(Note: By December 2015 we'd spent nearly $100,000 to successfully force our Freedom of Information Act requests at the US District Court. VA was judged wrong and abusive in resisting the FOIA, so legal fees were recovered against VA.)
We've been struggling with this effort to get information from the VA for years now, with Senate and Congressional inquiries, reports by the Secretary, reports by Under Secretary Hickey, reports by others, reports referred to on the Internet, etc.
And now, in response to our latest Freedom of Information Act Request and appeal, we are assured by VA's Assistant General Counsel that no such information exists, other than the Internet postings themselves. How misled must that office be!
No reports. No correspondence. No studies. Nada. Not even the reports and "studies" the Internet pages describe. Not even the materials gathered by VA's participants in conferences and teleconferences with representatives of the C-123 Veterans Association. Nada.
Not even the report submitted under contract with the VA titled "Investigations into the Allegations of Agent Orange/Dioxin Exposure from Former Ranch Hand Aircraft," Agent Orange Investigative Report Series, No. 2, Contract VA-101-12-C-0006, November 2012. This report was provided to the Veterans Benefits Administration...but its existence denied even after it was mentioned in Steve Vogel's Washington Post article in August.
Nada. But remember, folks, the VA is "veteran friendly," law-abiding and even supports the President's policy of complete and open release of documents under the Freedom of Information Act. " It is VA's policy to release information to the fullest extent under the law," reads their web site.
Actually, they don't! The VA treats this information about us as private unto themselves, and they sneer at the FOIA. Cleverly, one branch of the VA claims they have no releasable information while another sits on what they have. Here, VA's Veterans Benefits Administration claims to have no information at all. Even though its Director, Compensation and Pension Services himself hosted a conference between VA and C-123 Veterans Association representatives in February 2012, and himself authored a multi-page denial opinion explaining in detail the VA's campaign against C-123 veterans' claims.
VA seems to pretend that material developed by Veterans Health Administration (the "scientific study" referred to in denying C-123 claims) was never shared with Veterans Benefits Administration. VA seems to pretend that Mr. James Sampsel and Mr. Michael Pharr never received materials dealing with C-123s.
VA seems to pretend that they are above the law. So far, as regards C-123 veterans' claims, they have been a law unto themselves.

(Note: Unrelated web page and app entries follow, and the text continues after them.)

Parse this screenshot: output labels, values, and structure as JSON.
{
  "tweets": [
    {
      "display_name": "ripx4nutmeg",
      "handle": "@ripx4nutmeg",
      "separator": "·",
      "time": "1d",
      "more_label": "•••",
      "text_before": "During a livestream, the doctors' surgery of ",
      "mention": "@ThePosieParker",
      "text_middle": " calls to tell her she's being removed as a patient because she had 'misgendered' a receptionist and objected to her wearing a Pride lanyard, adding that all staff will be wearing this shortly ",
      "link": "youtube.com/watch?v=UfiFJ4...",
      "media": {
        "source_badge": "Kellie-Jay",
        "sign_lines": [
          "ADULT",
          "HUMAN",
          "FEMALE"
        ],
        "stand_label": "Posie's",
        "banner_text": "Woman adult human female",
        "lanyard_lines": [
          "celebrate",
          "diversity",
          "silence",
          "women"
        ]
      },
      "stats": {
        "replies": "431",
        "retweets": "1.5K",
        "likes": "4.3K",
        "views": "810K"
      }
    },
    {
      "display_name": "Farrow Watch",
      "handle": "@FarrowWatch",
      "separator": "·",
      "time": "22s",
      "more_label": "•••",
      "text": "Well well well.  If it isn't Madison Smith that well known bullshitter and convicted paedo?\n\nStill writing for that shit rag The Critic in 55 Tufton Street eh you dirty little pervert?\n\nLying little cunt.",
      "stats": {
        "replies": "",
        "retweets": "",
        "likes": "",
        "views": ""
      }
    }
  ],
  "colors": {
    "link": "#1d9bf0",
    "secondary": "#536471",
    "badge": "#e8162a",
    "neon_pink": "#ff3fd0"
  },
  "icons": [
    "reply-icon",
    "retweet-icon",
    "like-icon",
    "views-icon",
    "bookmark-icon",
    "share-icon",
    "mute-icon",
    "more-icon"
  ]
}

Below, the assurance that no C-123 materials exist within the VA's Veterans Benefits Administration. Remember, too, that our access to information is our right, and here, a right denied us by the VA.